Anxiety is tricky. It’s often unpredictable, unreasonable and it can present itself in many different ways. From a tight chest, to hyperventilating, to sweaty palms, to stomach aches, to shaking, anxiety is different for everyone. Anxiety happens when our bodies go into fight or flight mode, triggered by the Sympathetic Nervous System, and responds as if our lives were in immediate danger. Thankfully, there are several surefire ways to combat anxiety when it does strike. Some of the best tactics involve distraction, lowering the heart rate, and recognizing whatever is causing the anxiety. Here are my top five!
- Deep Breathing
I am a firm believer that breathing is underrated. Just because we do it automatically doesn’t mean we don’t still struggle with it sometimes, especially when we feel anxious. Taking a deep breath can completely reset your body, reminding your nervous system that your life is not in immediate danger as a result of your exam being tomorrow. My favorite technique is to take a 4:6 breath. Breathing out longer than you are breathing in is scientifically proven to release calming chemicals in the brain. Four seconds inhaling, six seconds exhaling: 10 seconds in total that can turn your day around completely. Try it out!
- Muscle Scan
While anxiety is psychological (happening in your brain), the majority of it often is felt in the physical body. I hold all of my stress in my shoulders and back, and when I am anxious my muscles are usually actively tightened without me even thinking about it. That’s when a muscle scan comes in super handy. Starting from my toes and ending at the very top of my head, I scan my entire body, intentionally releasing every muscle. Paying attention to the smallest muscles that you may not usually notice, like your jaw, face or hands, not only distracts you from whatever is the source of your anxiety, but it also tells your body that it is okay to relax completely.
Similar to doing a full body muscle scan, practicing grounding distracts you from the source of your anxiety and from the overwhelming physical sensations you are experiencing. Simple grounding works like this: you simply recognize the basic, current through things that you are experiencing through your five senses. For example, when I feel anxious while studying, I close my eyes, pause, and focus on my senses. I smell paper from my textbooks, I feel the denim in my jeans and the mesh chair beneath me, I taste the spearmint gum I am chewing, I hear the people talking in the hallway, and when I open my eyes I see my yellow bedspread. Suddenly, I’m not worried about all the studying I need to do in the next hour, I’m in the present moment, taking in my surroundings and recognizing the absence of any immediate danger.
Where do you consider your happy place? Maybe it’s in the woods, by a lake, on the beach, or just in a hammock somewhere. Wherever it is, close your eyes and imagine yourself there. It might feel kind of silly at first, but it is incredible how much our imagination can help us out.
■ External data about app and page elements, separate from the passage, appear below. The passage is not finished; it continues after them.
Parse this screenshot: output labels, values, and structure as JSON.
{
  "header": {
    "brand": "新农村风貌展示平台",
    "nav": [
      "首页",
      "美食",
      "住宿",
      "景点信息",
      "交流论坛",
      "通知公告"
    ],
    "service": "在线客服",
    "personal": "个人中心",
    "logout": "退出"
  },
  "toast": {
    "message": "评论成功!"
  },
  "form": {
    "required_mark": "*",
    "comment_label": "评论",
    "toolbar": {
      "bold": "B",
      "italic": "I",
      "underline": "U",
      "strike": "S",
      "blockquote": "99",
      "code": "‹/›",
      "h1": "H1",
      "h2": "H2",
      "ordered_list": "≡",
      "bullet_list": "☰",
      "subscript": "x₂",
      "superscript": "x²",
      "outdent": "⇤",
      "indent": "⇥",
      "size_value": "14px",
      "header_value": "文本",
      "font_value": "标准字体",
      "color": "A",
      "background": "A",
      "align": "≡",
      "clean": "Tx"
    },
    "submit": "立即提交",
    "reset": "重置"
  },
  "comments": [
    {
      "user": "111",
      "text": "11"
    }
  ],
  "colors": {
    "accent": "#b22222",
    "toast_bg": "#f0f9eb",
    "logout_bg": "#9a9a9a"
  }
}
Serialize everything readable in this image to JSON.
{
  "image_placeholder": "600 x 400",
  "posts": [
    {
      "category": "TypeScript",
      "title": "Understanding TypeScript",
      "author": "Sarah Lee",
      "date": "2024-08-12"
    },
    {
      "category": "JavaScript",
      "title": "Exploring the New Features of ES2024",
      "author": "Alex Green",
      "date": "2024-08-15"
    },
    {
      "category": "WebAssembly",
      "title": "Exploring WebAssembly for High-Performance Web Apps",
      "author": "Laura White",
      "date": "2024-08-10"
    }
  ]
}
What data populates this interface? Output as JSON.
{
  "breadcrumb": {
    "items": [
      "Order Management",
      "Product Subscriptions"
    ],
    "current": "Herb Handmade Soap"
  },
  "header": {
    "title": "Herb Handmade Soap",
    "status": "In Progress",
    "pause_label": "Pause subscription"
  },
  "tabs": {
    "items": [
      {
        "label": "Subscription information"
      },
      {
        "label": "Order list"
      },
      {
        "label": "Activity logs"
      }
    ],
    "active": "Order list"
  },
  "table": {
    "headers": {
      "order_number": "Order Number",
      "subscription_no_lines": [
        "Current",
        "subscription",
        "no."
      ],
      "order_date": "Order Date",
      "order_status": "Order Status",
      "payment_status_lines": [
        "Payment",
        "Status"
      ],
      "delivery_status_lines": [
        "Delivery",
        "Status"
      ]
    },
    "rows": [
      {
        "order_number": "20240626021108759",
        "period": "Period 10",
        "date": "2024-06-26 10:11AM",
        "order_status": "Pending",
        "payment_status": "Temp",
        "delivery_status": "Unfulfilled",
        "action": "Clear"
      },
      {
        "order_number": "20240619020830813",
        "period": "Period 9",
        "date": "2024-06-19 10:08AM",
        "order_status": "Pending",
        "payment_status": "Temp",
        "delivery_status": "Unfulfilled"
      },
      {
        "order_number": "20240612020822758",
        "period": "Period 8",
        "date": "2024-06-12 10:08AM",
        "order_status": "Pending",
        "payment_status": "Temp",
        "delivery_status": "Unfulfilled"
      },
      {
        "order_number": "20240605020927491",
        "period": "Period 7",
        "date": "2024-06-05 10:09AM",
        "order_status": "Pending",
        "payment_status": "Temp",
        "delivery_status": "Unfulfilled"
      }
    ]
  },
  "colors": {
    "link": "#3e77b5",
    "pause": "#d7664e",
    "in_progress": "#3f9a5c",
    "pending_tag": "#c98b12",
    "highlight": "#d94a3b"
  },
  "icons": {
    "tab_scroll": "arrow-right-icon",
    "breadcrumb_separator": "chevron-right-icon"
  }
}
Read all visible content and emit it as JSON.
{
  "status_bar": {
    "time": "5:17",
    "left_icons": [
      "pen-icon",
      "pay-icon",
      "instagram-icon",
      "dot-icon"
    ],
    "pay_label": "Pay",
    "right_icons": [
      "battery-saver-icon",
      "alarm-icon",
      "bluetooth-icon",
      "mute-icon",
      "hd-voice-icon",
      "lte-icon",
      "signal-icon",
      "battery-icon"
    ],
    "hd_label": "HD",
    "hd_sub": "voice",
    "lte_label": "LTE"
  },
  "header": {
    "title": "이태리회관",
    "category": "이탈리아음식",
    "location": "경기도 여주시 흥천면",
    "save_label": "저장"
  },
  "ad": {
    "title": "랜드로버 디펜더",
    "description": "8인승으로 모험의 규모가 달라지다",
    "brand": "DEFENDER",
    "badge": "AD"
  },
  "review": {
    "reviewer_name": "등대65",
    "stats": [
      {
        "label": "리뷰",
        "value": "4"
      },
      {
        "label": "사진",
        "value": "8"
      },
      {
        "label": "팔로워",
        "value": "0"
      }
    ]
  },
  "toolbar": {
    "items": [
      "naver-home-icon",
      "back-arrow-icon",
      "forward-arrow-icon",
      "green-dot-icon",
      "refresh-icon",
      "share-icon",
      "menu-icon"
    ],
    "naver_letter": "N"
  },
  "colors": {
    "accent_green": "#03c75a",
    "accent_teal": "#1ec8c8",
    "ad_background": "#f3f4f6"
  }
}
I often imagine this one spot in York Beach, Maine, where my family has gone every summer. During high tide, the waves crash over these small to medium sized rocks and as it recedes, it makes my favorite sound in the whole world. I imagine that sound and sync my breath with it. Even if I just do this for a few moments, it removes me from the anxiety-provoking situation I am in long enough for my nervous system to pause and realize that I am okay. After that I can return to the problem at hand and conquer it with a clear mind.
- What is True in this Moment?
This is one of my mom’s favorite techniques. Like I said, anxiety can often be irrational, so sometimes the best weapon against it is rationality itself. My heart might race when I think about getting a bad grade, but the world is not going to end. I can spend hours worrying about the future, but I am actively controlling what I can and the rest will work out however it will. I can panic about some rumor I heard through the grapevine, but I have no idea if there is any truth to it. By asking myself, “What is true in this moment?,” I can bring myself back to reality, back to the present moment, and reel in any doubts or fears that are clouding my mind and making me anxious.
Anxiety sucks. There is no arguing about that, but you are stronger than your anxiety! Now you have all the weapons you need to fight it. My last tip? Try your hardest to believe that you are enough and you can do this. It might seem hard at first, but practice always makes better.